## Entries shown
========
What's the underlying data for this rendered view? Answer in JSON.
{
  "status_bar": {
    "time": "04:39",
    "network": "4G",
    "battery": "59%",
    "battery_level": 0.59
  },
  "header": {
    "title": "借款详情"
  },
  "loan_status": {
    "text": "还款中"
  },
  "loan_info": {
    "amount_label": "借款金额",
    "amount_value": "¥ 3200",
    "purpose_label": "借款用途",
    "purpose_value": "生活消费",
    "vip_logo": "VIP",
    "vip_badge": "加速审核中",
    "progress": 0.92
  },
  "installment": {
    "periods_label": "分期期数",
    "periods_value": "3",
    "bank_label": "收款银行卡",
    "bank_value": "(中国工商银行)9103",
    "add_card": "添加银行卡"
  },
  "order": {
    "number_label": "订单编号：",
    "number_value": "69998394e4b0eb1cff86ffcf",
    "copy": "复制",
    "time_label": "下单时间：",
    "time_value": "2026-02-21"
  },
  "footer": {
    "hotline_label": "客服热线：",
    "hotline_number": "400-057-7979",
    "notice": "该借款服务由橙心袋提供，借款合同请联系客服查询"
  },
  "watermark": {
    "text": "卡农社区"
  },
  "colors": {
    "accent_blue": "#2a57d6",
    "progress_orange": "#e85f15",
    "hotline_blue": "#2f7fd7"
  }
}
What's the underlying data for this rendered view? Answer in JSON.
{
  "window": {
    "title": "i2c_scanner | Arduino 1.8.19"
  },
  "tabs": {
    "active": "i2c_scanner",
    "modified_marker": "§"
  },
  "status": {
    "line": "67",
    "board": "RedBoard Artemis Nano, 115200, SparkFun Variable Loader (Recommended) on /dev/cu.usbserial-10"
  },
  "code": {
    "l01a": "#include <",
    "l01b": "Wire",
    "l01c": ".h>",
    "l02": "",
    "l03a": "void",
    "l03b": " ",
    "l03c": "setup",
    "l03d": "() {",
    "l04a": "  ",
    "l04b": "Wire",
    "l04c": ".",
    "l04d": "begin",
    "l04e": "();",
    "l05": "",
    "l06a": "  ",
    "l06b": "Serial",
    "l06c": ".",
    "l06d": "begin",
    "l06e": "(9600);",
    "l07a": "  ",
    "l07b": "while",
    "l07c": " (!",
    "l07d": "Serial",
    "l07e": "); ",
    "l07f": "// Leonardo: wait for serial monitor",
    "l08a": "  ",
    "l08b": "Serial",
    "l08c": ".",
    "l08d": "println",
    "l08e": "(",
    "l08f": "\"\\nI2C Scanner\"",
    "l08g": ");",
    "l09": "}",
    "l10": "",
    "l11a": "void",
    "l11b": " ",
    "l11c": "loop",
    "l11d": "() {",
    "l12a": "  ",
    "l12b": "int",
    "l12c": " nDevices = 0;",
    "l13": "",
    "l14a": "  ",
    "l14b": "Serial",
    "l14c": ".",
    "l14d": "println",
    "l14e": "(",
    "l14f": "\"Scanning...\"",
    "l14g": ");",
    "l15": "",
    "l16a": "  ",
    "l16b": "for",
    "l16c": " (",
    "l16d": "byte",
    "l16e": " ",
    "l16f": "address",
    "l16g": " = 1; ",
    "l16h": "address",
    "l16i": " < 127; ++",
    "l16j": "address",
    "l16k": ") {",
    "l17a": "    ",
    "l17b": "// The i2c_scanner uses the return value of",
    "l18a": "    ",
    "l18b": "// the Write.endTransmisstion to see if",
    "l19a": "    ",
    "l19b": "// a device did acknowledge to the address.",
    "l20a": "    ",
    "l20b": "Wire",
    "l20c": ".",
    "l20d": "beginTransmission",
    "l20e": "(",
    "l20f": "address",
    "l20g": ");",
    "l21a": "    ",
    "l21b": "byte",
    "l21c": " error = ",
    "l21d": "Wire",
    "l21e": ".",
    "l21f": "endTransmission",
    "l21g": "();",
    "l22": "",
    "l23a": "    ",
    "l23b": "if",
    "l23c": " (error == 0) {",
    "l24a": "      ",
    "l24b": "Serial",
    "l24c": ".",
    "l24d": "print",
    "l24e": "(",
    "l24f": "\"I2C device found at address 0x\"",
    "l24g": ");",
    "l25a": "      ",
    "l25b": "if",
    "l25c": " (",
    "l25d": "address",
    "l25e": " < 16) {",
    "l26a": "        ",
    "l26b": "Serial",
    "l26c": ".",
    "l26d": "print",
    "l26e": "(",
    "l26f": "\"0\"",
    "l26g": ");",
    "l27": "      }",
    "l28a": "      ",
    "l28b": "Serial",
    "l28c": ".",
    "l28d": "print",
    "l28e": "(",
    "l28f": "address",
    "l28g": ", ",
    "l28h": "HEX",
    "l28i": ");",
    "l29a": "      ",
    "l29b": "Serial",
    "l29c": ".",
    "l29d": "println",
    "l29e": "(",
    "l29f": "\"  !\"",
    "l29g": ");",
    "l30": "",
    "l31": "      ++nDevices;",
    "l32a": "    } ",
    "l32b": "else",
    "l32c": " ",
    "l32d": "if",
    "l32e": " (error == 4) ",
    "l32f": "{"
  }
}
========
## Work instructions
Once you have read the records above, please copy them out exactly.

## Expected answer
What's the underlying data for this rendered view? Answer in JSON.
{
  "status_bar": {
    "time": "04:39",
    "network": "4G",
    "battery": "59%",
    "battery_level": 0.59
  },
  "header": {
    "title": "借款详情"
  },
  "loan_status": {
    "text": "还款中"
  },
  "loan_info": {
    "amount_label": "借款金额",
    "amount_value": "¥ 3200",
    "purpose_label": "借款用途",
    "purpose_value": "生活消费",
    "vip_logo": "VIP",
    "vip_badge": "加速审核中",
    "progress": 0.92
  },
  "installment": {
    "periods_label": "分期期数",
    "periods_value": "3",
    "bank_label": "收款银行卡",
    "bank_value": "(中国工商银行)9103",
    "add_card": "添加银行卡"
  },
  "order": {
    "number_label": "订单编号：",
    "number_value": "69998394e4b0eb1cff86ffcf",
    "copy": "复制",
    "time_label": "下单时间：",
    "time_value": "2026-02-21"
  },
  "footer": {
    "hotline_label": "客服热线：",
    "hotline_number": "400-057-7979",
    "notice": "该借款服务由橙心袋提供，借款合同请联系客服查询"
  },
  "watermark": {
    "text": "卡农社区"
  },
  "colors": {
    "accent_blue": "#2a57d6",
    "progress_orange": "#e85f15",
    "hotline_blue": "#2f7fd7"
  }
}
What's the underlying data for this rendered view? Answer in JSON.
{
  "window": {
    "title": "i2c_scanner | Arduino 1.8.19"
  },
  "tabs": {
    "active": "i2c_scanner",
    "modified_marker": "§"
  },
  "status": {
    "line": "67",
    "board": "RedBoard Artemis Nano, 115200, SparkFun Variable Loader (Recommended) on /dev/cu.usbserial-10"
  },
  "code": {
    "l01a": "#include <",
    "l01b": "Wire",
    "l01c": ".h>",
    "l02": "",
    "l03a": "void",
    "l03b": " ",
    "l03c": "setup",
    "l03d": "() {",
    "l04a": "  ",
    "l04b": "Wire",
    "l04c": ".",
    "l04d": "begin",
    "l04e": "();",
    "l05": "",
    "l06a": "  ",
    "l06b": "Serial",
    "l06c": ".",
    "l06d": "begin",
    "l06e": "(9600);",
    "l07a": "  ",
    "l07b": "while",
    "l07c": " (!",
    "l07d": "Serial",
    "l07e": "); ",
    "l07f": "// Leonardo: wait for serial monitor",
    "l08a": "  ",
    "l08b": "Serial",
    "l08c": ".",
    "l08d": "println",
    "l08e": "(",
    "l08f": "\"\\nI2C Scanner\"",
    "l08g": ");",
    "l09": "}",
    "l10": "",
    "l11a": "void",
    "l11b": " ",
    "l11c": "loop",
    "l11d": "() {",
    "l12a": "  ",
    "l12b": "int",
    "l12c": " nDevices = 0;",
    "l13": "",
    "l14a": "  ",
    "l14b": "Serial",
    "l14c": ".",
    "l14d": "println",
    "l14e": "(",
    "l14f": "\"Scanning...\"",
    "l14g": ");",
    "l15": "",
    "l16a": "  ",
    "l16b": "for",
    "l16c": " (",
    "l16d": "byte",
    "l16e": " ",
    "l16f": "address",
    "l16g": " = 1; ",
    "l16h": "address",
    "l16i": " < 127; ++",
    "l16j": "address",
    "l16k": ") {",
    "l17a": "    ",
    "l17b": "// The i2c_scanner uses the return value of",
    "l18a": "    ",
    "l18b": "// the Write.endTransmisstion to see if",
    "l19a": "    ",
    "l19b": "// a device did acknowledge to the address.",
    "l20a": "    ",
    "l20b": "Wire",
    "l20c": ".",
    "l20d": "beginTransmission",
    "l20e": "(",
    "l20f": "address",
    "l20g": ");",
    "l21a": "    ",
    "l21b": "byte",
    "l21c": " error = ",
    "l21d": "Wire",
    "l21e": ".",
    "l21f": "endTransmission",
    "l21g": "();",
    "l22": "",
    "l23a": "    ",
    "l23b": "if",
    "l23c": " (error == 0) {",
    "l24a": "      ",
    "l24b": "Serial",
    "l24c": ".",
    "l24d": "print",
    "l24e": "(",
    "l24f": "\"I2C device found at address 0x\"",
    "l24g": ");",
    "l25a": "      ",
    "l25b": "if",
    "l25c": " (",
    "l25d": "address",
    "l25e": " < 16) {",
    "l26a": "        ",
    "l26b": "Serial",
    "l26c": ".",
    "l26d": "print",
    "l26e": "(",
    "l26f": "\"0\"",
    "l26g": ");",
    "l27": "      }",
    "l28a": "      ",
    "l28b": "Serial",
    "l28c": ".",
    "l28d": "print",
    "l28e": "(",
    "l28f": "address",
    "l28g": ", ",
    "l28h": "HEX",
    "l28i": ");",
    "l29a": "      ",
    "l29b": "Serial",
    "l29c": ".",
    "l29d": "println",
    "l29e": "(",
    "l29f": "\"  !\"",
    "l29g": ");",
    "l30": "",
    "l31": "      ++nDevices;",
    "l32a": "    } ",
    "l32b": "else",
    "l32c": " ",
    "l32d": "if",
    "l32e": " (error == 4) ",
    "l32f": "{"
  }
}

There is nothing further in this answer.